The SabbathFSG Classics
Abraham Joshua Heschel; Introduction by Susannah Heschel; illustrated by Ilya Schor
Farrar, Straus and Giroux
Elegant, passionate, and filled with the love of God's creation, Abraham Joshua Heschel's The Sabbath has been hailed as a classic of Jewish spirituality ever since its original publication--and has been read by thousands of people seeking meaning in modern life. In this brief yet profound meditation on the meaning of the Seventh Day, Heschel, one of the most widely respected religious leaders of the twentieth century, introduced the influential idea of an 'architecture of holiness" that appears not in space but in time. Judaism, he argues, is a religion of time: it finds meaning not in space and the materials things that fill it but in time and the eternity that imbues it, so that 'the Sabbaths are our greatcatherdrals.'
A Palace in Time

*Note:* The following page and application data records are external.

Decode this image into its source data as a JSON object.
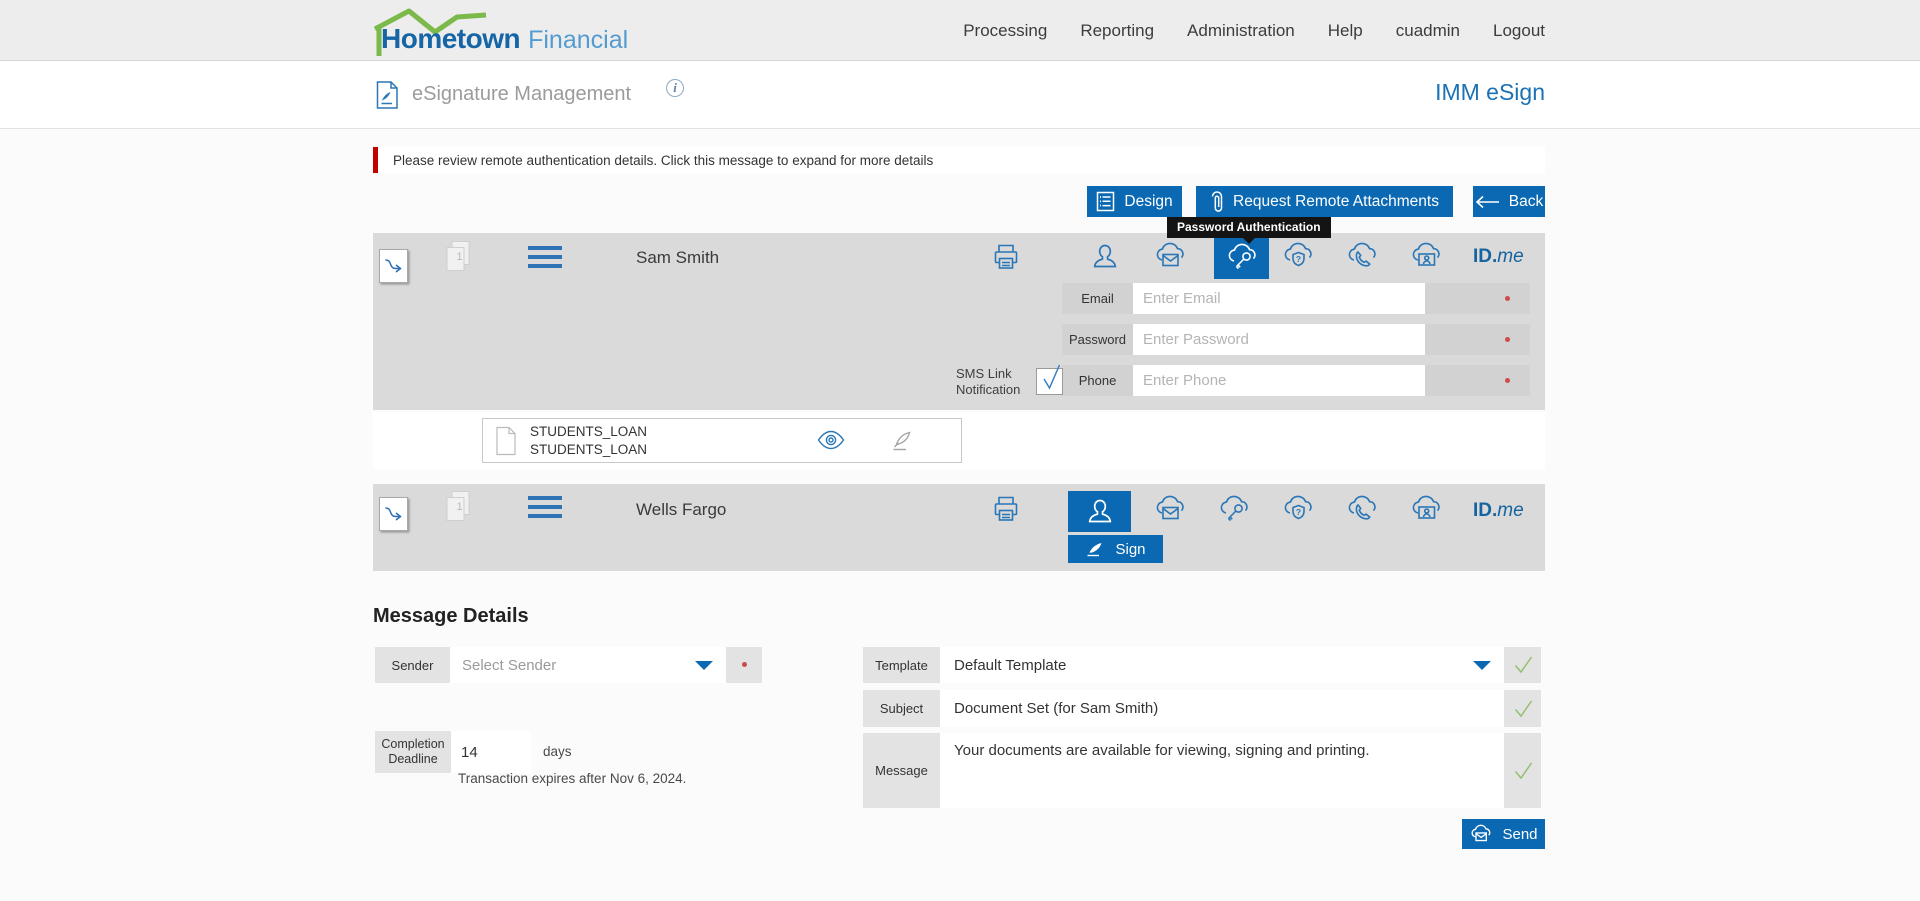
{
  "brand": {
    "bold": "Hometown",
    "light": "Financial"
  },
  "nav": {
    "items": [
      "Processing",
      "Reporting",
      "Administration",
      "Help",
      "cuadmin",
      "Logout"
    ]
  },
  "header": {
    "title": "eSignature Management",
    "info": "i",
    "product": "IMM eSign"
  },
  "alert_text": "Please review remote authentication details. Click this message to expand for more details",
  "toolbar": {
    "design": "Design",
    "attachments": "Request Remote Attachments",
    "back": "Back"
  },
  "tooltip_text": "Password Authentication",
  "idme": {
    "bold": "ID.",
    "italic": "me"
  },
  "signers": {
    "sam": {
      "name": "Sam Smith",
      "doc_count": "1",
      "fields": {
        "email": {
          "label": "Email",
          "placeholder": "Enter Email"
        },
        "password": {
          "label": "Password",
          "placeholder": "Enter Password"
        },
        "phone": {
          "label": "Phone",
          "placeholder": "Enter Phone"
        }
      },
      "sms": {
        "line1": "SMS Link",
        "line2": "Notification"
      }
    },
    "wells": {
      "name": "Wells Fargo",
      "doc_count": "1",
      "sign": "Sign"
    }
  },
  "document": {
    "line1": "STUDENTS_LOAN",
    "line2": "STUDENTS_LOAN"
  },
  "details": {
    "heading": "Message Details",
    "sender_label": "Sender",
    "sender_placeholder": "Select Sender",
    "completion_label1": "Completion",
    "completion_label2": "Deadline",
    "completion_value": "14",
    "completion_unit": "days",
    "expiry_note": "Transaction expires after Nov 6, 2024.",
    "template_label": "Template",
    "template_value": "Default Template",
    "subject_label": "Subject",
    "subject_value": "Document Set (for Sam Smith)",
    "message_label": "Message",
    "message_value": "Your documents are available for viewing, signing and printing.",
    "send": "Send"
  },
  "colors": {
    "accent_blue": "#0a69b2",
    "icon_blue": "#2a76b6",
    "alert_red": "#c00000",
    "check_green": "#95bf70"
  }
}
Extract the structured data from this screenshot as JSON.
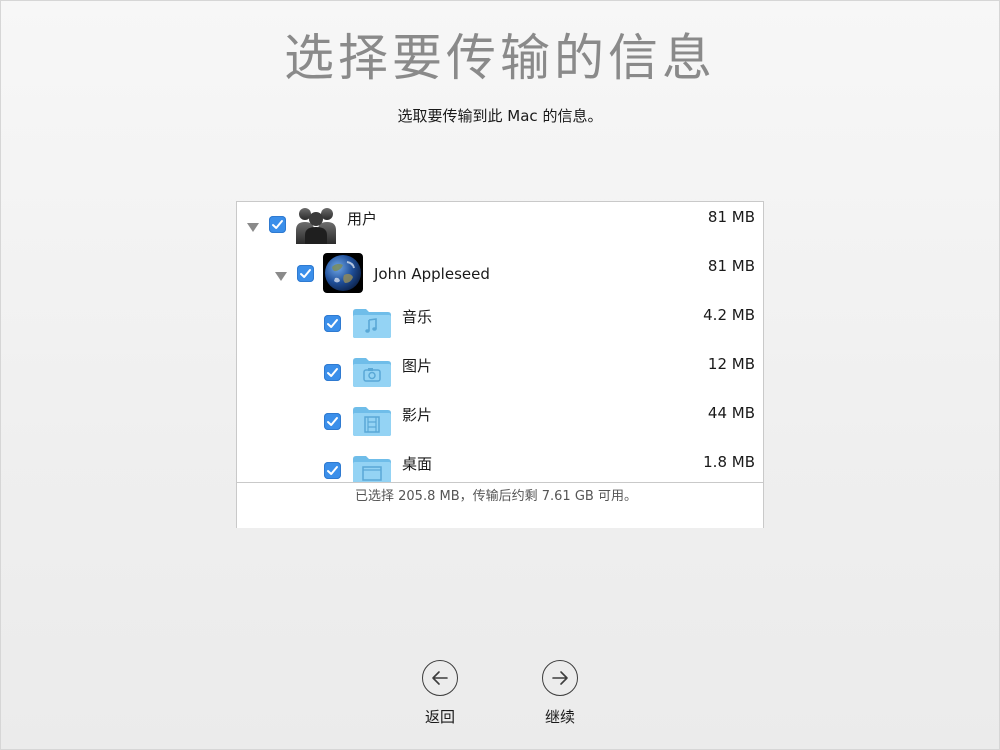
{
  "header": {
    "title": "选择要传输的信息",
    "subtitle": "选取要传输到此 Mac 的信息。"
  },
  "list": {
    "items": [
      {
        "label": "用户",
        "size": "81 MB",
        "checked": true,
        "icon": "users-group-icon"
      },
      {
        "label": "John Appleseed",
        "size": "81 MB",
        "checked": true,
        "icon": "earth-avatar-icon"
      },
      {
        "label": "音乐",
        "size": "4.2 MB",
        "checked": true,
        "icon": "music-folder-icon"
      },
      {
        "label": "图片",
        "size": "12 MB",
        "checked": true,
        "icon": "pictures-folder-icon"
      },
      {
        "label": "影片",
        "size": "44 MB",
        "checked": true,
        "icon": "movies-folder-icon"
      },
      {
        "label": "桌面",
        "size": "1.8 MB",
        "checked": true,
        "icon": "desktop-folder-icon"
      }
    ],
    "summary": "已选择 205.8 MB，传输后约剩 7.61 GB 可用。"
  },
  "nav": {
    "back_label": "返回",
    "continue_label": "继续"
  },
  "colors": {
    "checkbox": "#3b8fea",
    "folder": "#8ecdf1",
    "title": "#8a8a8a"
  }
}
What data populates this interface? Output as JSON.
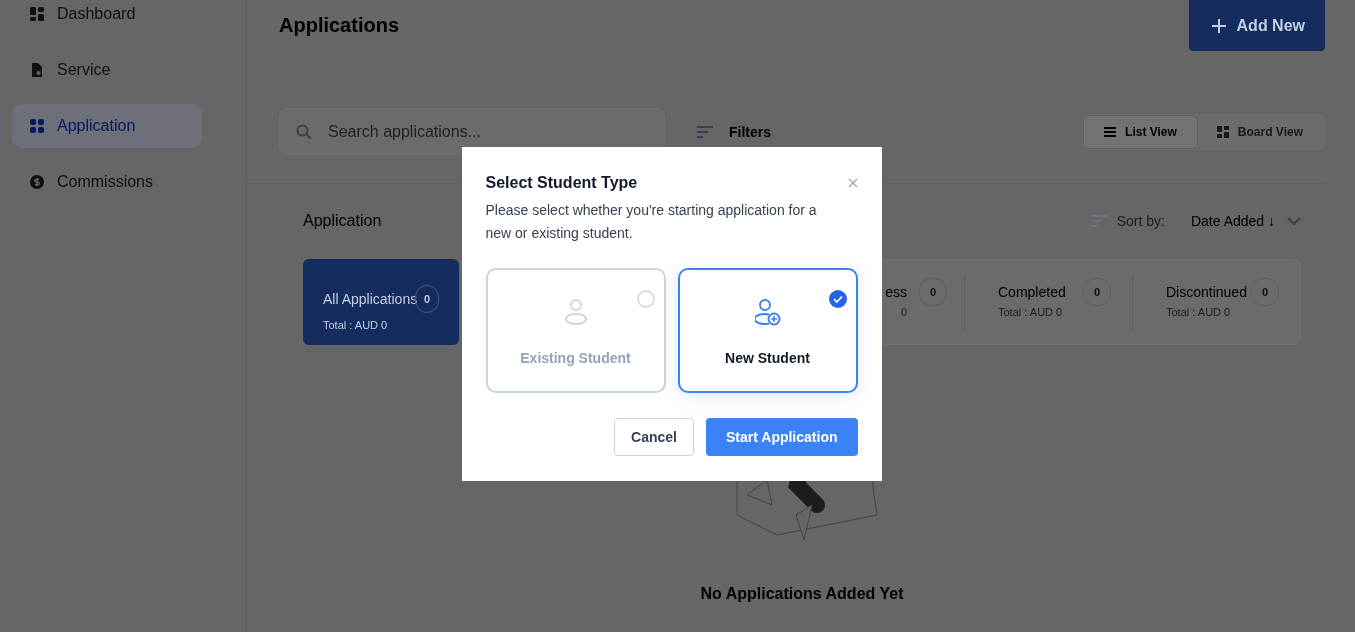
{
  "sidebar": {
    "items": [
      {
        "label": "Dashboard",
        "selected": false
      },
      {
        "label": "Service",
        "selected": false
      },
      {
        "label": "Application",
        "selected": true
      },
      {
        "label": "Commissions",
        "selected": false
      }
    ]
  },
  "header": {
    "title": "Applications",
    "add_button": "Add New"
  },
  "toolbar": {
    "search": {
      "placeholder": "Search applications..."
    },
    "filters": "Filters",
    "views": [
      {
        "label": "List View",
        "selected": true
      },
      {
        "label": "Board View",
        "selected": false
      }
    ]
  },
  "section": {
    "title": "Application",
    "sort_label": "Sort by:",
    "sort_value": "Date Added ↓"
  },
  "status_cards": [
    {
      "label": "All Applications",
      "count": "0",
      "total": "Total : AUD 0",
      "selected": true
    },
    {
      "label": "ess",
      "count": "0",
      "total": "0",
      "selected": false
    },
    {
      "label": "Completed",
      "count": "0",
      "total": "Total : AUD 0",
      "selected": false
    },
    {
      "label": "Discontinued",
      "count": "0",
      "total": "Total : AUD 0",
      "selected": false
    }
  ],
  "empty_state": {
    "message": "No Applications Added Yet"
  },
  "modal": {
    "title": "Select Student Type",
    "description": "Please select whether you're starting application for a new or existing student.",
    "options": [
      {
        "label": "Existing Student",
        "selected": false
      },
      {
        "label": "New Student",
        "selected": true
      }
    ],
    "cancel": "Cancel",
    "confirm": "Start Application"
  }
}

He who wants to enter the holiness of the day must first lay down the profanity of clattering commerce, of being yoked to toil. He must go away from...
Praise for The Sabbath

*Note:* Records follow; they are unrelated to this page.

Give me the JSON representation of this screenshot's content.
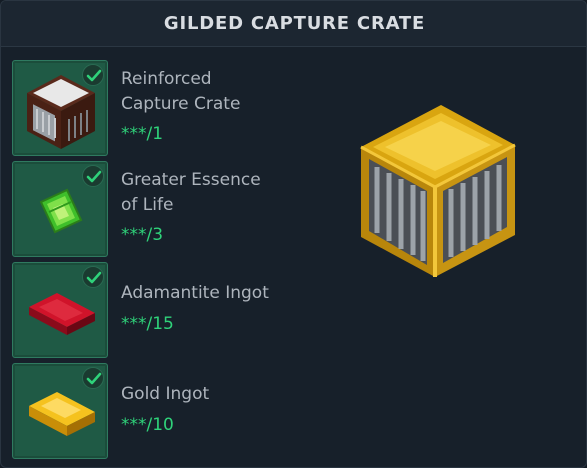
{
  "header": {
    "title": "GILDED CAPTURE CRATE"
  },
  "ingredients": [
    {
      "name_line1": "Reinforced",
      "name_line2": "Capture Crate",
      "count": "***/1",
      "icon": "reinforced-capture-crate-icon",
      "complete": true
    },
    {
      "name_line1": "Greater Essence",
      "name_line2": "of Life",
      "count": "***/3",
      "icon": "greater-essence-of-life-icon",
      "complete": true
    },
    {
      "name_line1": "Adamantite Ingot",
      "name_line2": "",
      "count": "***/15",
      "icon": "adamantite-ingot-icon",
      "complete": true
    },
    {
      "name_line1": "Gold Ingot",
      "name_line2": "",
      "count": "***/10",
      "icon": "gold-ingot-icon",
      "complete": true
    }
  ],
  "result": {
    "icon": "gilded-capture-crate-icon"
  },
  "colors": {
    "accent_green": "#2fd27a",
    "slot_green": "#1f5a45",
    "background": "#17202a"
  }
}
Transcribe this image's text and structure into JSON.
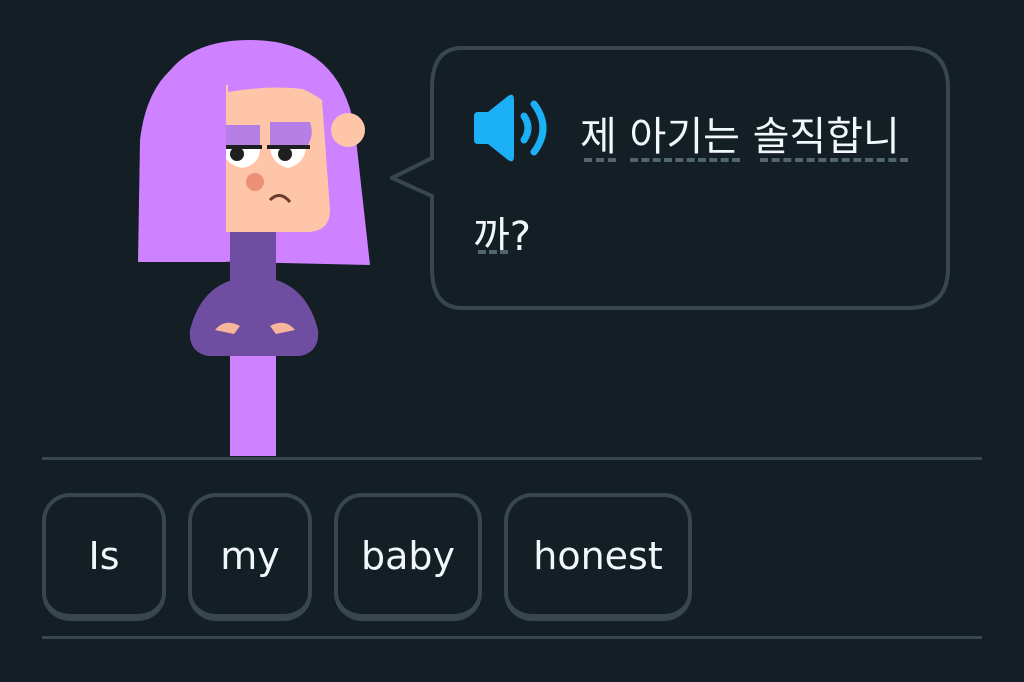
{
  "prompt": {
    "sentence_line1": "제 아기는 솔직합니",
    "sentence_line2": "까?"
  },
  "word_bank": [
    {
      "label": "Is"
    },
    {
      "label": "my"
    },
    {
      "label": "baby"
    },
    {
      "label": "honest"
    }
  ],
  "colors": {
    "background": "#131f24",
    "border": "#37464f",
    "speaker": "#1cb0f6",
    "character_hair": "#ce82ff",
    "character_shirt": "#6f4ea1",
    "text": "#f1f7fb"
  },
  "icons": {
    "speaker": "speaker-icon"
  }
}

“Clearly Heschel's most beloved book, The Sabbath is much more than a book about the Sabbath. It is, rather, our century's most illuminating study of the dynamics of Jewish ritual living.” —Dr. Neil Gillman, author of Sacred Fragments

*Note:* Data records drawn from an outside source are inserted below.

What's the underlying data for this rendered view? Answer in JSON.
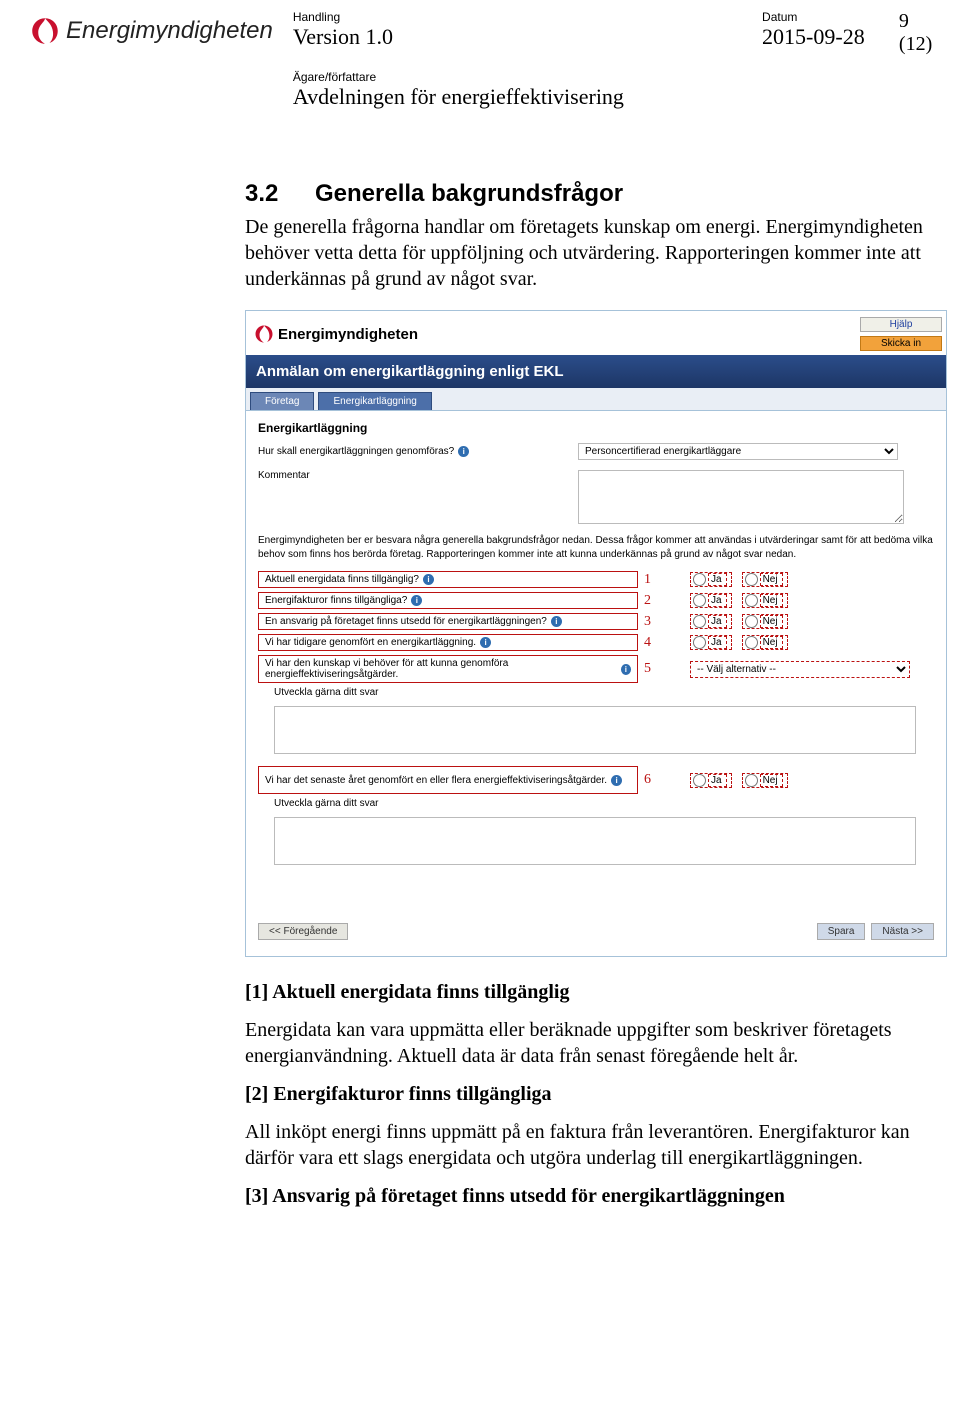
{
  "header": {
    "handling_label": "Handling",
    "version": "Version 1.0",
    "datum_label": "Datum",
    "date": "2015-09-28",
    "page_counter": "9 (12)",
    "agare_label": "Ägare/författare",
    "agare_value": "Avdelningen för energieffektivisering",
    "brand": "Energimyndigheten"
  },
  "section": {
    "num": "3.2",
    "title": "Generella bakgrundsfrågor",
    "intro": "De generella frågorna handlar om företagets kunskap om energi. Energimyndigheten behöver vetta detta för uppföljning och utvärdering. Rapporteringen kommer inte att underkännas på grund av något svar."
  },
  "screenshot": {
    "brand": "Energimyndigheten",
    "help": "Hjälp",
    "submit": "Skicka in",
    "title": "Anmälan om energikartläggning enligt EKL",
    "tabs": {
      "t1": "Företag",
      "t2": "Energikartläggning"
    },
    "section_h": "Energikartläggning",
    "q0_label": "Hur skall energikartläggningen genomföras?",
    "q0_select": "Personcertifierad energikartläggare",
    "comment_label": "Kommentar",
    "info_text": "Energimyndigheten ber er besvara några generella bakgrundsfrågor nedan. Dessa frågor kommer att användas i utvärderingar samt för att bedöma vilka behov som finns hos berörda företag. Rapporteringen kommer inte att kunna underkännas på grund av något svar nedan.",
    "q1": "Aktuell energidata finns tillgänglig?",
    "q2": "Energifakturor finns tillgängliga?",
    "q3": "En ansvarig på företaget finns utsedd för energikartläggningen?",
    "q4": "Vi har tidigare genomfört en energikartläggning.",
    "q5": "Vi har den kunskap vi behöver för att kunna genomföra energieffektiviseringsåtgärder.",
    "q5_select": "-- Välj alternativ --",
    "q5_sub": "Utveckla gärna ditt svar",
    "q6": "Vi har det senaste året genomfört en eller flera energieffektiviseringsåtgärder.",
    "q6_sub": "Utveckla gärna ditt svar",
    "yes": "Ja",
    "no": "Nej",
    "nums": {
      "n1": "1",
      "n2": "2",
      "n3": "3",
      "n4": "4",
      "n5": "5",
      "n6": "6"
    },
    "prev": "<< Föregående",
    "save": "Spara",
    "next": "Nästa >>"
  },
  "explanations": {
    "e1_h": "[1] Aktuell energidata finns tillgänglig",
    "e1_p": "Energidata kan vara uppmätta eller beräknade uppgifter som beskriver företagets energianvändning. Aktuell data är data från senast föregående helt år.",
    "e2_h": "[2] Energifakturor finns tillgängliga",
    "e2_p": "All inköpt energi finns uppmätt på en faktura från leverantören. Energifakturor kan därför vara ett slags energidata och utgöra underlag till energikartläggningen.",
    "e3_h": "[3] Ansvarig på företaget finns utsedd för energikartläggningen"
  }
}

“Timeless. Read it, and be ready to be changed.” —The Reverend Richard John Neuhaus, editor in chief of First Things
“Heschel's The Sabbath is easily the primary text for all subsequent American Jewish spirituality.” —Rabbi Lawrence Kushner, author of God Was in This Place